Live at Open Source Summit Europe today, it was announced that Linux Foundation Europe launches with a dozen founding members that intend to collaborate to form a disruptive inaugural project, and original research offering new insights into the European dynamics of open source. Headquartered in Brussels, Belgium, Linux Foundation Europe is led by Gabriele Columbro as General Manager. Columbro will continue to serve as the Executive Director of the Fintech Open Source Foundation (FINOS). 

Linux Foundation Europe’s mission is to accelerate the growth of thriving open collaborative efforts focused on challenges and opportunities of all European constituencies, from individuals to public and private sectors, while providing an on-ramp for European projects and companies to succeed and collaborate on a global scale.

Gabriele Columbro, general manager, Linux Foundation Europe live at Open Source Summit Europe

“The Linux Foundation has done a phenomenal job bringing together the private sector and individual contributors on a global scale over the last two decades. As a native-born Italian raised in the thriving European open source community of the early 2000s, I am thrilled to focus our attention on long-standing challenges and opportunities we can help unlock in Europe through open collaboration,” said Gabriele Columbro, general manager, Linux Foundation Europe.

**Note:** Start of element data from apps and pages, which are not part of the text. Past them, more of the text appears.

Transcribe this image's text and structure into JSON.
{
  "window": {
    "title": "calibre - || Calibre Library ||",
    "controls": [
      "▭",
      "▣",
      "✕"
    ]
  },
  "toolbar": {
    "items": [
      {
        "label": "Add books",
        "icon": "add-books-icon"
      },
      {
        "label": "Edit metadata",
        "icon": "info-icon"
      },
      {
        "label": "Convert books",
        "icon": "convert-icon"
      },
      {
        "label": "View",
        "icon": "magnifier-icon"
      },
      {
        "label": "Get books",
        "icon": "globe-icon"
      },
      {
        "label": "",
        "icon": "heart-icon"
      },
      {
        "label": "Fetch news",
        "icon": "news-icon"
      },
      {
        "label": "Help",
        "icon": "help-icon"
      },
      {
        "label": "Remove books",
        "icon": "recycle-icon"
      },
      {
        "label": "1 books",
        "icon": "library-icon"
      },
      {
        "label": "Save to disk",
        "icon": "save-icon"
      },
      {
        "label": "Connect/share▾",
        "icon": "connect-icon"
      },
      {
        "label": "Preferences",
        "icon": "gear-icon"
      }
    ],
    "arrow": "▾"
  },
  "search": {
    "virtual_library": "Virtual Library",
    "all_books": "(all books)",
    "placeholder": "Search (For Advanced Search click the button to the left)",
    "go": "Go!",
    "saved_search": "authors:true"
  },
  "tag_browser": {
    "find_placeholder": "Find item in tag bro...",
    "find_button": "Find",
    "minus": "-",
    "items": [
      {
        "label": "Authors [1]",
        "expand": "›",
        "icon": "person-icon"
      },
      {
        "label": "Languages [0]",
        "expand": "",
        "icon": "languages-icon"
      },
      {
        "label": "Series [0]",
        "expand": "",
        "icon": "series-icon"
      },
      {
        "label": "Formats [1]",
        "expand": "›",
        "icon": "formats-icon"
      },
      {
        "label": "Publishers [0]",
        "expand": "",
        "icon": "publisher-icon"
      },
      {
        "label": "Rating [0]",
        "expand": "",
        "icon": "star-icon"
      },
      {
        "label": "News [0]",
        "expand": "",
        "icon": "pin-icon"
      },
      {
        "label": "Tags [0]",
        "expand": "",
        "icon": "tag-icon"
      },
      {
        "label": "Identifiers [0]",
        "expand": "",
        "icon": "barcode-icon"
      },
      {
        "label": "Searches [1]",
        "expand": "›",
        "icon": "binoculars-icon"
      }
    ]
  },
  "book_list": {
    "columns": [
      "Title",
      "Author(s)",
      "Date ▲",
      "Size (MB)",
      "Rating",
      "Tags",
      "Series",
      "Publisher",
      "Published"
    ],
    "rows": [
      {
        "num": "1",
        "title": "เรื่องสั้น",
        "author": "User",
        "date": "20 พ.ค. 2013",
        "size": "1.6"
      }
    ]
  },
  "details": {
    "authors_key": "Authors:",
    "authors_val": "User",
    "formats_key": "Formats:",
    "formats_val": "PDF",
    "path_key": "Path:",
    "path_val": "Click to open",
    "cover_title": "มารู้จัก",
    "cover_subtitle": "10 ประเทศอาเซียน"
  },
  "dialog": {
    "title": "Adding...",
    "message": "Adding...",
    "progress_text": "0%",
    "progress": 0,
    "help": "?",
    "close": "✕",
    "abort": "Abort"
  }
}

Inaugural members of Linux Foundation Europe include at Platinum level: Ericsson; at Gold Level: Accenture; at Silver level: Alliander, Avast, Bosch, BTP, esatus, NXP Semiconductors, RTE, SAP, SUSE, and TomTom; Associate level:  Bank of England, OpenForum Europe, OpenUK and RISE Research Institute of Sweden. Participation in Linux Foundation Europe is open to any organization and free for existing Linux Foundation members.

Learn more about Linux Foundation Europe here: